This paper investigates proper methods for improved post-fire performance of such moment connections. Especially, the effect of over-design of connections in terms of bolts’ steel grade or bolts’ diameter.
2.1 Simulation methodology and analysis parameters
In order to predict the post-fire cyclic performance of moment beam-column connections and the fire effect to cycle loading performance the bellow steps are followed:

  1. Development of the connection numerical model, including local imperfections (b/100 according Maraveas et al., 2017c) and residual stresses (according to BSK 99 (Abambres et al., 2016).
  2. Monotonic / Cyclic loading of the connection following a specific applied displacement history for comparison reasons.
  3. Perform coupled thermal – structural analysis. Three sides exposure of beam considered. During thermal analysis, a fire curve (standard fire curve or extreme parametric fires according EN1991-1-2, 2015) is applied. The fire curve is cooling down when the post fire displacements and rotations are near the limits per BS 5950-8, 2003. In order to approach the displacement or rotation limit, trial and correct rounds of analysis are repeated.
  4. For the post-fire analysis, the maximum temperature developed in each node is set up as initial temperature. The post-fire residual geometry from the coupled thermal-structural is used.

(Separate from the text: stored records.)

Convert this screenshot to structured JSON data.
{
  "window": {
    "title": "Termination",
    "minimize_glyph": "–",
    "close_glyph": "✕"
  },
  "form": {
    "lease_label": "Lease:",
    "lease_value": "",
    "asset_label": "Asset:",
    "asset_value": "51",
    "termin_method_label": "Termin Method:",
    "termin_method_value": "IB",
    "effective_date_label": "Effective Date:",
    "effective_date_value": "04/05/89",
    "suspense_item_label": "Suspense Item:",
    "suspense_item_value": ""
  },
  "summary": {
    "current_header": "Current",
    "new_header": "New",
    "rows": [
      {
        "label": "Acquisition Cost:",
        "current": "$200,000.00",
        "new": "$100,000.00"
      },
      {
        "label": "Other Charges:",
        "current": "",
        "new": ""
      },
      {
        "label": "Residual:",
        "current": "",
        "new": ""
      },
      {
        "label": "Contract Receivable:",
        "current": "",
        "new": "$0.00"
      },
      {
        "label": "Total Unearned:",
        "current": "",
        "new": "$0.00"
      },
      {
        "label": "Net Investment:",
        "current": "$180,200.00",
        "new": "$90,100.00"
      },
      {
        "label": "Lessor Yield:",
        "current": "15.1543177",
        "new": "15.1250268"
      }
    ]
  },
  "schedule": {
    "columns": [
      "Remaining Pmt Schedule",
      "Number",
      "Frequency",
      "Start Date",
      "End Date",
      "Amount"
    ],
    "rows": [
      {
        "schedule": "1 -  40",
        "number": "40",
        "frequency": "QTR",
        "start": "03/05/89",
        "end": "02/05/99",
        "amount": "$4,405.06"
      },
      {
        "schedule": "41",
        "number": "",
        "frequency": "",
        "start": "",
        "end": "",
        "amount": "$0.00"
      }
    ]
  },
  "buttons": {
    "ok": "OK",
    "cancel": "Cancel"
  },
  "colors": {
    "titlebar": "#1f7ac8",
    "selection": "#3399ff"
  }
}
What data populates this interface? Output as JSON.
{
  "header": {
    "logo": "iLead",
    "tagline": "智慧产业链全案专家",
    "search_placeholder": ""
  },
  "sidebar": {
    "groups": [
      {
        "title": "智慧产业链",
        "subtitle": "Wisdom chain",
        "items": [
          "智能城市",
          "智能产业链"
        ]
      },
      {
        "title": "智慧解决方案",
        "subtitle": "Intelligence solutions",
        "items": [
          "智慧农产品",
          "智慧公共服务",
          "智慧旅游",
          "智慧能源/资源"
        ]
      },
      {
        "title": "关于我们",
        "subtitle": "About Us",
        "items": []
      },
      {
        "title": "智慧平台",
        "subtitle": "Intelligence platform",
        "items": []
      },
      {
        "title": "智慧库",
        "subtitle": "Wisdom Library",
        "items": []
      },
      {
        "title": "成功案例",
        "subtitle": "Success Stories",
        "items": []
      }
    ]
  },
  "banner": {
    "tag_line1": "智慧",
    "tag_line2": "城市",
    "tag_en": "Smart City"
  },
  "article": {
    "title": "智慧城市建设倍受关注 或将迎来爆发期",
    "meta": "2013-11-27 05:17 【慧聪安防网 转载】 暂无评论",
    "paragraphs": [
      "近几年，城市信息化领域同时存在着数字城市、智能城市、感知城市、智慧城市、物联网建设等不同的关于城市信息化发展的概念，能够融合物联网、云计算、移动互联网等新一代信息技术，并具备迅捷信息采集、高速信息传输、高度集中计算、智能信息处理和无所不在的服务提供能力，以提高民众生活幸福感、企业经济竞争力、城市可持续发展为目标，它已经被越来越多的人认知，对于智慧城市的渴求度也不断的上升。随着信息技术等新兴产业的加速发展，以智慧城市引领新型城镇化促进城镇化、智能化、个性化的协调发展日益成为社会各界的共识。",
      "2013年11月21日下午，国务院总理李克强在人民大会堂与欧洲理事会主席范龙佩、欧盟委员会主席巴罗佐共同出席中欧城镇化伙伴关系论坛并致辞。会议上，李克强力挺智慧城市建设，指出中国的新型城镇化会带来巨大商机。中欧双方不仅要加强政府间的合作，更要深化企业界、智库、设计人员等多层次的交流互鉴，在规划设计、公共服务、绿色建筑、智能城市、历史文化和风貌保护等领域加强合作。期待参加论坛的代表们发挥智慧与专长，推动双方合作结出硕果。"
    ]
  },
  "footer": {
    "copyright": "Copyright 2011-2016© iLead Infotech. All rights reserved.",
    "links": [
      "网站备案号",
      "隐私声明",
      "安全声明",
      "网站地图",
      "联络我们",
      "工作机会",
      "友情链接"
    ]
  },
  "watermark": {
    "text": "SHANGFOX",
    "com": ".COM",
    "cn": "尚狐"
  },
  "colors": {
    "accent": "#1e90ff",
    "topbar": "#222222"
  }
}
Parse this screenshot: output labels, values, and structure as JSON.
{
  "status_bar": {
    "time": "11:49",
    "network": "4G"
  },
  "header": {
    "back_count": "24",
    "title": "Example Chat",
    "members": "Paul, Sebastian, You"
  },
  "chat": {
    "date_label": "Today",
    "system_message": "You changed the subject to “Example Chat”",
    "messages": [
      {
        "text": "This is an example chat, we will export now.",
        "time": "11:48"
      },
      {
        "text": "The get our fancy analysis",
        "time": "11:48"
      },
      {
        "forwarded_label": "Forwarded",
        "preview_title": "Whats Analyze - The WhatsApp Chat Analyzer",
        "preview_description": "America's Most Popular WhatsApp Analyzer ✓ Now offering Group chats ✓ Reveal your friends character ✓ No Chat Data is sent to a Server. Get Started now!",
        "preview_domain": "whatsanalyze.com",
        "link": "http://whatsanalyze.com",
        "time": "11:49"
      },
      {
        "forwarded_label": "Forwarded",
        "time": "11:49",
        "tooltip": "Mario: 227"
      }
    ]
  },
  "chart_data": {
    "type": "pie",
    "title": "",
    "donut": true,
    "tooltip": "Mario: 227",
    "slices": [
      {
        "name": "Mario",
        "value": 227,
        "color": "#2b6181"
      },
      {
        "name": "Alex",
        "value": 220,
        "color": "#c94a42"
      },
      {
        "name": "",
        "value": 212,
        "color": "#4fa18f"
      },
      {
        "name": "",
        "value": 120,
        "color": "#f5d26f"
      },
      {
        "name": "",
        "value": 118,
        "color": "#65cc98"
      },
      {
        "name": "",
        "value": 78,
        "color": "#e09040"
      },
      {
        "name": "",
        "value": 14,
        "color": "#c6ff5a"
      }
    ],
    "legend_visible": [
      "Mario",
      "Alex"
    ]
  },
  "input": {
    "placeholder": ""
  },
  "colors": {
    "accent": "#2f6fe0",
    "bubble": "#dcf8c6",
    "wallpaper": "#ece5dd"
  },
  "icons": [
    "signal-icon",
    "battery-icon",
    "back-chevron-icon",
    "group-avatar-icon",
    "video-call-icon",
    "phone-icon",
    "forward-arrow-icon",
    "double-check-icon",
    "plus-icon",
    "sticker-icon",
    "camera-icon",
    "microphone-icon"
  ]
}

  5. The post-fire residual mechanical model for structural steel and bolts is implemented according Maraveas et al., 2017a..
  6. The thermal expansion coefficient is given as zero.

Type of service: Editing
Type of assignment: Research Paper
Subject: Engineering
Pages/words: 4/2200
Number of Sources: 0
Academic level: Doctoral
Paper Format: MLA
Line spacing: Single
Language style: US English